After the Mexican-American War, in 1847, Jefferson Davis returned to Congress, representing Mississippi once again in the U.S. House of Representatives.
His military service had enhanced his reputation, and he continued to be a vocal advocate for states’ rights and the interests of the Southern states.
1853: Appointed as U.S. Secretary of War under President Pierce
In 1853, President Franklin Pierce appointed Jefferson Davis as the U.S. Secretary of War. In this role, Davis was responsible for overseeing the U.S. military and played a significant role in military policy and affairs during Pierce’s presidency.
His tenure as Secretary of War further solidified his experience in military matters and government leadership.
1861: Becomes President of the Confederate States
In 1861, following Mississippi’s secession from the Union, Jefferson Davis resigned from the U.S. Senate and became the President of the Confederate States of America on February 18, 1861.
This marked a critical turning point in his career as he assumed leadership of the newly formed Confederate government at the outset of the American Civil War.
1861-1865: Serves as President during the Civil War
Jefferson Davis served as the President of the Confederate States throughout the duration of the American Civil War, from 1861 to 1865. His presidency was marked by the challenges of leading the Confederacy during a tumultuous and divisive period in American history.
He faced significant military, political, and economic challenges as the South fought to secede from the Union.
1865: Captured by Union forces in Georgia
In 1865, as the American Civil War was drawing to a close, Jefferson Davis was captured by Union forces in Georgia on May 10, 1865. His capture marked a significant turning point in the conflict, as it signaled the collapse of the Confederate government.
1865-1867: Imprisoned at Fort Monroe
Following his capture, Jefferson Davis was imprisoned at Fort Monroe in Virginia. He spent about two years in captivity, during which time he was held as a political prisoner. His imprisonment was a subject of controversy, and there were debates over whether he should be tried for treason.
1867: Released on bail, not tried for treason
In 1867, Jefferson Davis was released from prison on bail. He was never tried for treason, and his release marked the end of his confinement.

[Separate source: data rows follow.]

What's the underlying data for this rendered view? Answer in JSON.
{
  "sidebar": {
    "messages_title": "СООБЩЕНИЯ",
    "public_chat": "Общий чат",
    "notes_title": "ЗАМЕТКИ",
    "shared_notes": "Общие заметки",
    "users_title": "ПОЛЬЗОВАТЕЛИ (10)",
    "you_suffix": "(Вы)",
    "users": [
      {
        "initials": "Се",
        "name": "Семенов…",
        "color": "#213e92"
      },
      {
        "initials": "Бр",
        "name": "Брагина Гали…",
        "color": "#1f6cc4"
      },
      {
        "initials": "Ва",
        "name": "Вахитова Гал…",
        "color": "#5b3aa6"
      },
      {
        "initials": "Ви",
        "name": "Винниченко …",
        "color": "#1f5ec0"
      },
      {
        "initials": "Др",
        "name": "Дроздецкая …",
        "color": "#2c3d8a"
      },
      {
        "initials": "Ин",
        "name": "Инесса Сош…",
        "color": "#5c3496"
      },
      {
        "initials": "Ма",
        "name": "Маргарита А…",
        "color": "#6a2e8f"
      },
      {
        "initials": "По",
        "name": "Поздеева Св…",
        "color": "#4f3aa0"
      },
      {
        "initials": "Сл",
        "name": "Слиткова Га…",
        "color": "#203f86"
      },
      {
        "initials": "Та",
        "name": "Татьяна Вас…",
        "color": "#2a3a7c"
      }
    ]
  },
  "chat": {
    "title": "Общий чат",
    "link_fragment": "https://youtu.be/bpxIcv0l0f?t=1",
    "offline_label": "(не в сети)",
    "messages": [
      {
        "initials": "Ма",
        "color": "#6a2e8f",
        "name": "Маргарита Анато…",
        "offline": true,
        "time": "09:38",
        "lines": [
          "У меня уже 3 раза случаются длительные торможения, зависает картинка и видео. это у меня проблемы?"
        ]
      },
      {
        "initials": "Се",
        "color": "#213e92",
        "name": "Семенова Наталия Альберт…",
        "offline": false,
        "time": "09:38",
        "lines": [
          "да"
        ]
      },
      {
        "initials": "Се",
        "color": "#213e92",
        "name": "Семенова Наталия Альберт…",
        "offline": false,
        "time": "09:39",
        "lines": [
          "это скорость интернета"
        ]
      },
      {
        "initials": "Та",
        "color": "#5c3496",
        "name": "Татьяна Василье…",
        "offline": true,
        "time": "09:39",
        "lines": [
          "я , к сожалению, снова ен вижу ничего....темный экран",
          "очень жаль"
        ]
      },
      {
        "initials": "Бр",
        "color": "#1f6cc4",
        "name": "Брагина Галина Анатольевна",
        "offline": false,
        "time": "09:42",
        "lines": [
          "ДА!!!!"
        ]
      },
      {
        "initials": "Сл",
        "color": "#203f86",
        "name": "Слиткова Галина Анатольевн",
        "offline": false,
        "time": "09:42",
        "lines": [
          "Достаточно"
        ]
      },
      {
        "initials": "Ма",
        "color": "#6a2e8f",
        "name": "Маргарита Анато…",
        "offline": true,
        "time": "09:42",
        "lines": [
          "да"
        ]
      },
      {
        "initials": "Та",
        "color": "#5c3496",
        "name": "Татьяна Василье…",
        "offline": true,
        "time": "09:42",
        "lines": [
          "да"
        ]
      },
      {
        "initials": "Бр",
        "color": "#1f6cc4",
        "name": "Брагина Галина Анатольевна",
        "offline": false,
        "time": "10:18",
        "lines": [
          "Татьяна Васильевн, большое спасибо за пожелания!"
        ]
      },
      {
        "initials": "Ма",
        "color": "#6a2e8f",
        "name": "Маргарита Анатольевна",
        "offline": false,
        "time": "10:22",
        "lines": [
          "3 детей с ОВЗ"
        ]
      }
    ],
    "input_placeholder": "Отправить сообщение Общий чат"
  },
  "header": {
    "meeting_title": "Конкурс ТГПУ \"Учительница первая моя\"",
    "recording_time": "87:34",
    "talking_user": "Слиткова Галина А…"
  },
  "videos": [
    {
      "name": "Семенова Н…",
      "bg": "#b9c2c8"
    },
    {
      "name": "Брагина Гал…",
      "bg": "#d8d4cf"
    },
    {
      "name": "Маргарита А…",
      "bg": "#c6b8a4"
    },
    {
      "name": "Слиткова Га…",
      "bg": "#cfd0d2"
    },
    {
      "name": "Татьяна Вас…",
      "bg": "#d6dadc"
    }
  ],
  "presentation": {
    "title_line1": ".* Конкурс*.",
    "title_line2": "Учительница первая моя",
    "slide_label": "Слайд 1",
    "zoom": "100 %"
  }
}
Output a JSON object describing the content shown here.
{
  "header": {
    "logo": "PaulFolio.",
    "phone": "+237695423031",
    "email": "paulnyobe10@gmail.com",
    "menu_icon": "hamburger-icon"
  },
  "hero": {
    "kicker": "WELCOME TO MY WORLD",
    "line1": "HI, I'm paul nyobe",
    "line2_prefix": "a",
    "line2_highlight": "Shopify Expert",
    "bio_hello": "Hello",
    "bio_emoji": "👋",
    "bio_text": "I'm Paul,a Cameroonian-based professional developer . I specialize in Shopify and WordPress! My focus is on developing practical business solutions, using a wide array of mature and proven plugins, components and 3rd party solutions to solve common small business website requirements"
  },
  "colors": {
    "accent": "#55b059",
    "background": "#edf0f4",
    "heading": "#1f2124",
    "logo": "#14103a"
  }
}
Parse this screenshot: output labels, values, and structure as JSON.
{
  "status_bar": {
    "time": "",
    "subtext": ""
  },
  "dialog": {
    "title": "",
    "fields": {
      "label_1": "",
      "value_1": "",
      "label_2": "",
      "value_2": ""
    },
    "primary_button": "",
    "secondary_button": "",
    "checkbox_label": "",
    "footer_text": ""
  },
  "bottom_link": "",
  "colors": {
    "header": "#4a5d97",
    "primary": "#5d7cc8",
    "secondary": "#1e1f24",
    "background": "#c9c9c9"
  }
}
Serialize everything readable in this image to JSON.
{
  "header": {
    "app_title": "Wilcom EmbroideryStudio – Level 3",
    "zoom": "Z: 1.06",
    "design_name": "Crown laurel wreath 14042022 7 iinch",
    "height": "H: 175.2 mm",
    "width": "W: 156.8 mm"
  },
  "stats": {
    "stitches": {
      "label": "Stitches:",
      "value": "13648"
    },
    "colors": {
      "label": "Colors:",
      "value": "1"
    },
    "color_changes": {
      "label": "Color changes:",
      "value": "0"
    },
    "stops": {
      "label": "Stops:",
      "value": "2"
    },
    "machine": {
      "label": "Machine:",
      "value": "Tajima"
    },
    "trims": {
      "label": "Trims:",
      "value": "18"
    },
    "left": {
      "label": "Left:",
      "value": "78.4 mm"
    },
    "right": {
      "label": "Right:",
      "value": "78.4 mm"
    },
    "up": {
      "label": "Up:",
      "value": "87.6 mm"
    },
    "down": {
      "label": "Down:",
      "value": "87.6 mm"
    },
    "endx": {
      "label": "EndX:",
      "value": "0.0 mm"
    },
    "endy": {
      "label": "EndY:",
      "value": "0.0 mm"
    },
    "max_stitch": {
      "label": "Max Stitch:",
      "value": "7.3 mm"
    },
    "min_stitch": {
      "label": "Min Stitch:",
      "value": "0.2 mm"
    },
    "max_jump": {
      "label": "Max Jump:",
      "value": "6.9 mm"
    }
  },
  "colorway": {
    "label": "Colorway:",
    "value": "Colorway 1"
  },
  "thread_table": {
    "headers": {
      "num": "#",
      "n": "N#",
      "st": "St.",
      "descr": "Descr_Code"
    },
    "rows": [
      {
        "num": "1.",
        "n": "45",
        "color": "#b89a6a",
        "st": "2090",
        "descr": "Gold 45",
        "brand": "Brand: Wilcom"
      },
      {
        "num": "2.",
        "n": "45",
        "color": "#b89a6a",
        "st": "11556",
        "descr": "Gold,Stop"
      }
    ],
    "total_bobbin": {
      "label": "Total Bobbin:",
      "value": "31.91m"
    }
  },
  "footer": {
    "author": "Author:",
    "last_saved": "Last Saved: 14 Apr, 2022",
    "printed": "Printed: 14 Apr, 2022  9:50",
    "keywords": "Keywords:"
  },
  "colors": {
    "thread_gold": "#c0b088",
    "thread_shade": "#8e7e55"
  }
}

While he had been a prominent figure in the Confederacy, his release marked a step toward post-war reconciliation.
Post-Civil War: Writes memoir, advocates for the “Lost Cause” interpretation
After his release, Jefferson Davis settled in the South and became an advocate for the “Lost Cause” interpretation of the Civil War. He argued that the Southern cause had been just and that the war had been fought for principles like states’ rights and constitutional liberties.
Davis also wrote his memoir, titled “The Rise and Fall of the Confederate Government,” which provided his perspective on the events of the Civil War.
1889: Dies in New Orleans on December 6, 1889
Jefferson Davis lived out his post-war years in relative obscurity but remained a symbol of the Confederate cause.
He died on December 6, 1889, in New Orleans, Louisiana, at the age of 81. His death marked the end of an era and the fading of one of the most prominent figures associated with the Confederate States of America.